You worded it well, Kate. It's tough to do, a delicate operation almost, but well worth it when done right. I think, at least. :-)

Krista Phillips said...

I so agree with this!!! I blogged about the same thing last week, it's the story BEHIND the actions that make us decide whether we like the person or not, BUT... there are some things that aren't redeemable, or are very very difficult to redeem. LIke someone noted, animal cruelty. Or Child abuser...

Jessica said...

Hey Krista,
I missed that post. I'll have to go check it out. At least I think I missed it...

Anyways, interesting points about some things not being redeemable.
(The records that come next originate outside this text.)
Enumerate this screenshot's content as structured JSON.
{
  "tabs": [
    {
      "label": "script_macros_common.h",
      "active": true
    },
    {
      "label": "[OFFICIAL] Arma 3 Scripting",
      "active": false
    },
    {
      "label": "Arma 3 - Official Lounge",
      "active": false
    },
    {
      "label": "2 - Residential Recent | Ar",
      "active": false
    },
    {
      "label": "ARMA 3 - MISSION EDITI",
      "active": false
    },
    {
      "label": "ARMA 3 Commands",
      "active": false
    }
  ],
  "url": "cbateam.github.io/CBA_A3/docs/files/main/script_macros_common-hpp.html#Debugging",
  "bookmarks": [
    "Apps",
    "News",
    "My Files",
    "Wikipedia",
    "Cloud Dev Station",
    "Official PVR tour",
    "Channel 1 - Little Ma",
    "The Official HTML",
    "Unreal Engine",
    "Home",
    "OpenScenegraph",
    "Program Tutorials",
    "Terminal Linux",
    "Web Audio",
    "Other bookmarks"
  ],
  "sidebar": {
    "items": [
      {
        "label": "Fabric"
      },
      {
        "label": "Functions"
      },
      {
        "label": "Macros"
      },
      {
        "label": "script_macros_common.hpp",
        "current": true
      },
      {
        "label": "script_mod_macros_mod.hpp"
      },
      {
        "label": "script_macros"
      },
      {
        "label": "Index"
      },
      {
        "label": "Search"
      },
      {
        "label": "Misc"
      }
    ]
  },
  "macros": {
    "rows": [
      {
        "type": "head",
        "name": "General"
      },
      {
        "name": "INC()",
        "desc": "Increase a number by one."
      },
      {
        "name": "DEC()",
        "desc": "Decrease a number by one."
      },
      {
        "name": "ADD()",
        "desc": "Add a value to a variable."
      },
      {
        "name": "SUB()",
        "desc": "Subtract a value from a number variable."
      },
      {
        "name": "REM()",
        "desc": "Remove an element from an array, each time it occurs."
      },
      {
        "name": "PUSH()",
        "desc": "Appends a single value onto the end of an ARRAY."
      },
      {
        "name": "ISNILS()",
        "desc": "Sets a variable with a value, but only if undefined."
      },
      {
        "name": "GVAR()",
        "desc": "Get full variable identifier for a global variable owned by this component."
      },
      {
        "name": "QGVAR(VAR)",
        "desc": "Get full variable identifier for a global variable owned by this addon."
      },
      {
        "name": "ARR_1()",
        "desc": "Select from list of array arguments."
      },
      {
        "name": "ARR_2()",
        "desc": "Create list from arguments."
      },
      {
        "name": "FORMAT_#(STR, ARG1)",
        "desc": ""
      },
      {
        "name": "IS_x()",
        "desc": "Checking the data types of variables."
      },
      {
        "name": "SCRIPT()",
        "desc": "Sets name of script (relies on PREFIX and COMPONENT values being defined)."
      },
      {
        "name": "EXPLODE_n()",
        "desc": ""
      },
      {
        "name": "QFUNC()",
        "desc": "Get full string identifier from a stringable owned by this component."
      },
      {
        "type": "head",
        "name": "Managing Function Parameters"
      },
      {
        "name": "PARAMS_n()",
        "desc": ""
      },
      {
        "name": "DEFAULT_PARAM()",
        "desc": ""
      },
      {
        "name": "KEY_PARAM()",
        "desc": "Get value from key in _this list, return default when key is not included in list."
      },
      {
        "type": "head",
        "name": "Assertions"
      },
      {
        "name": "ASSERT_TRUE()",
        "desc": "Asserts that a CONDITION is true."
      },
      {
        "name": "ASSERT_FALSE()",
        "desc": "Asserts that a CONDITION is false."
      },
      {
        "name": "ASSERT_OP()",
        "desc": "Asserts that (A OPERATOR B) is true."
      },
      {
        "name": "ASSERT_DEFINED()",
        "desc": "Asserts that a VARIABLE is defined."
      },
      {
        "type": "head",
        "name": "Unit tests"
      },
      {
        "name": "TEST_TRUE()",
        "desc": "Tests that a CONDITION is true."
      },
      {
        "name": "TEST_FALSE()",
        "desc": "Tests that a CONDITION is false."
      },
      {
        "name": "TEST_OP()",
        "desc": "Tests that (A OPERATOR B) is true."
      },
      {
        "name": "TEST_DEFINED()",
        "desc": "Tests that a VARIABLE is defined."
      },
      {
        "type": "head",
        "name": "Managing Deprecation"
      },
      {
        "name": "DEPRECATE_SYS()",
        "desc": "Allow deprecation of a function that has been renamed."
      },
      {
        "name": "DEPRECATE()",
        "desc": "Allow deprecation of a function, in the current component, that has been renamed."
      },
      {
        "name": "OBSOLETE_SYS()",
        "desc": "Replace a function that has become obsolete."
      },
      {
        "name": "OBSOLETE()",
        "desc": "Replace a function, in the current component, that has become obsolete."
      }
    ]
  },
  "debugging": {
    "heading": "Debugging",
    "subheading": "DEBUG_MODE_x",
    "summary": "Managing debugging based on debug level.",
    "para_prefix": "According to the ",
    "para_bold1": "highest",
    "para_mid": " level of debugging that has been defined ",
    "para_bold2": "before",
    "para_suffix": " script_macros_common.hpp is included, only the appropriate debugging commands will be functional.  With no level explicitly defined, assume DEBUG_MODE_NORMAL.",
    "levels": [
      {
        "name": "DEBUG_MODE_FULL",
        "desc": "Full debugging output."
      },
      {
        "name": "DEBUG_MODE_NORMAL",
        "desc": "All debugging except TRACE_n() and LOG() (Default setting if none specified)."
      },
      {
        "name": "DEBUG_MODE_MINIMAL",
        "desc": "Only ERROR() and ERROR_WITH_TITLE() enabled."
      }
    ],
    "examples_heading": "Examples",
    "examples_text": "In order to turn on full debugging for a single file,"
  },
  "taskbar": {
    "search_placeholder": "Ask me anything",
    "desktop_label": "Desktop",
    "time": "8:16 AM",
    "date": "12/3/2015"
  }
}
That would make an interesting post.

Nancy J. Parra said...

Hi Jessica-

Great post and so very true- a reader needs a reason to like them right off- even if it's only a hint that they can change and grow.

Cheers~

Kara said...

Okay I get this from my husband because he refuses to watch or read anything in which one spouse has an affair and is the hero or heroine of the book. I'm all about forgiveness, but this particular flaw really turns me off.

Stephanie Faris said...

Maybe there's an overall message in that...maybe we're all more likable as people because of our flaws. And we relate to that in the books we read.

And I like your title by the way. "The Bridegroom's Revenge" is catchy.

Jessica said...

Thanks for commenting Nancy. I think that's a large part, us wanting to see the room for growth.

Jessica said...

Hi Kara,
You're not alone. I find it very, very hard to be sympathetic to a character who's had an affair. I'm not even sure I'd read a romance novel where the hero or heroine has cheated. It's just hard for me to like that character. (and I wouldn't say I'm that way in real life, but with entertainment...yeah.)

Jessica said...

Hi Stephanie,
Thank you! :-) I love that title too, though I might have to change it since it doesn't quite fit with most inspy romances. LOL!
Thanks for stopping by. :-)

Irritable Mother said...

See? This is what I mean about you novelists working so hard all the time. Even when you go to the movies you are thinking about writing, and analyzing character development.
Do you ever rest???

*grin*

Jeannie Campbell, LMFT said...

hmm...maybe i'll try to come up with a formula! ha! not likely. :) i'm not big on reading stories about affairs and cheating on spouses. just a turn-off for me.

Deb Shucka said...

For any character to be real, they have to reveal both their light and their shadows. I hate characters who bore me, or who don't grow in any way - whether it's for the good or the bad.

Jessica said...

Hi Karen,
Yes, that's us. Always thinking. YOu know movies are a write-off, right? LOL! Just doing business there.

Jessica said...

Same for me Jeannie.

Jessica said...

Deb,
Interesting point about a character getting worse rather than better. Someone who starts out as a protagonist and then shifts to antagonist. That made me think, and would be interesting to read, as long as there was a "real" protag to root for. LOL

Victoria Dixon said...

Turn ons: Intelligence (strategical intelligence, not book-learning), humor, courage/bravery.
Turn offs: Cruelty, callousness, mockery CAN be. It depends on if the author suggests that character will be put in his place. Of course, these aren't necessarily things that will make me put the book down. If they're the villain's traits, you've got a great villain. Especially so if they're also intelligent and challenging to the hero/ine.

Great topics, btw.

denise petrovich said...

Hi honey, good question. It is hard to know, sometimes you think you dislike a character because they are all about them etc... and then they start growing. It doesn't have to be early on in the book. I feel once the revelation of that person growing is shown they become a character you start to want to root for. Love Mom